Nothing but a number should be given: how many lines in the entries below include the string "icon".
+ + + + +
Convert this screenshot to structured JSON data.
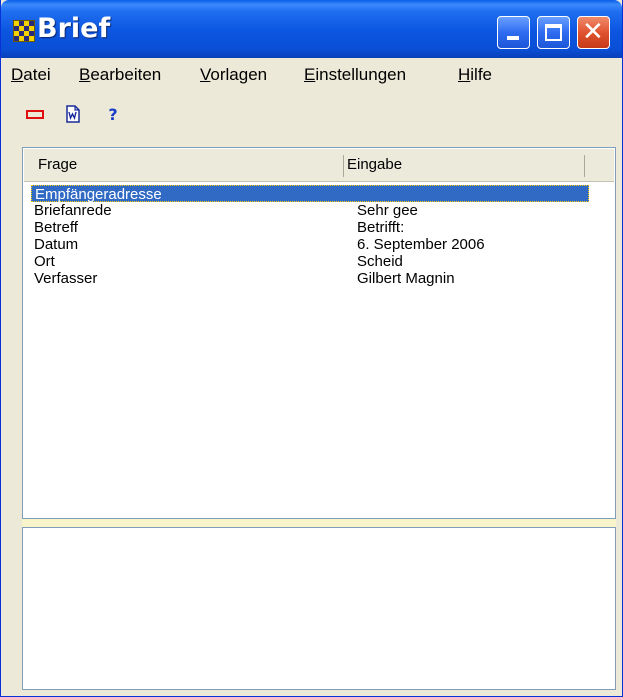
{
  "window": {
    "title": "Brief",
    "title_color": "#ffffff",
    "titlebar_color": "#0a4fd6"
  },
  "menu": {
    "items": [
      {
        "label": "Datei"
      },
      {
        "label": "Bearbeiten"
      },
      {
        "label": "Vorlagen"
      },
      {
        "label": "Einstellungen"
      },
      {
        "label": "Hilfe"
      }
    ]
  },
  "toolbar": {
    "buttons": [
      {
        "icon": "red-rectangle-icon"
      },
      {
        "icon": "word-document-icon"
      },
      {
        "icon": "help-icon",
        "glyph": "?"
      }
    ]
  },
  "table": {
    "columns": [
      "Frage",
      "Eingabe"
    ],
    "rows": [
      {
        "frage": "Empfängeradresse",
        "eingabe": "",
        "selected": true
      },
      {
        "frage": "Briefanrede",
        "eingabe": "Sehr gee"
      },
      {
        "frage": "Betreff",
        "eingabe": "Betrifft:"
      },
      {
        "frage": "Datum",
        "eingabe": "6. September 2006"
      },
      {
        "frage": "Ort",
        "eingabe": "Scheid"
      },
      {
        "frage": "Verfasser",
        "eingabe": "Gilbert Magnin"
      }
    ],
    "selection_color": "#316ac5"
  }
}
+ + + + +
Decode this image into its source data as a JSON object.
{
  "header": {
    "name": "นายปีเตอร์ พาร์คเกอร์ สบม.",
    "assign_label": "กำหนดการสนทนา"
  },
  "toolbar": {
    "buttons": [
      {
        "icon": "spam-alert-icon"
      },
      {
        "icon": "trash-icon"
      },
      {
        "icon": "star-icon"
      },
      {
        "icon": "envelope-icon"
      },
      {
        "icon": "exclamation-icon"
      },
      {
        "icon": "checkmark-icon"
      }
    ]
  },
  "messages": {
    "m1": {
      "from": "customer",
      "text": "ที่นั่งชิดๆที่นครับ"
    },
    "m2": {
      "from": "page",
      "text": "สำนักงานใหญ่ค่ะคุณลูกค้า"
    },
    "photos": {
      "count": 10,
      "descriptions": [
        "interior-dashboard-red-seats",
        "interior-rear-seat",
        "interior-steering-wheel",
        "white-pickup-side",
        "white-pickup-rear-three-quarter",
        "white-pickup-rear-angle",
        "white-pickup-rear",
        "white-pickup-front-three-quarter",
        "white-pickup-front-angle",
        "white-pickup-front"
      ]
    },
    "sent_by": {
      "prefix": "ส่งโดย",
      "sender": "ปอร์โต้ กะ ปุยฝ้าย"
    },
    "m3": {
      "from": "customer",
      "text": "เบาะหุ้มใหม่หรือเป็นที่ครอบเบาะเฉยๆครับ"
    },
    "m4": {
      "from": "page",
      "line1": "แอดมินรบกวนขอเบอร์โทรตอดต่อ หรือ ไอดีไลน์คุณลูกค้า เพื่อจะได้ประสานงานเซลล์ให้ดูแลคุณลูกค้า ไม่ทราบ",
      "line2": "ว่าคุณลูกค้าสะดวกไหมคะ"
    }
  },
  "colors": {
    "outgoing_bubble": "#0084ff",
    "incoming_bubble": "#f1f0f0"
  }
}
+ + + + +
Response: 9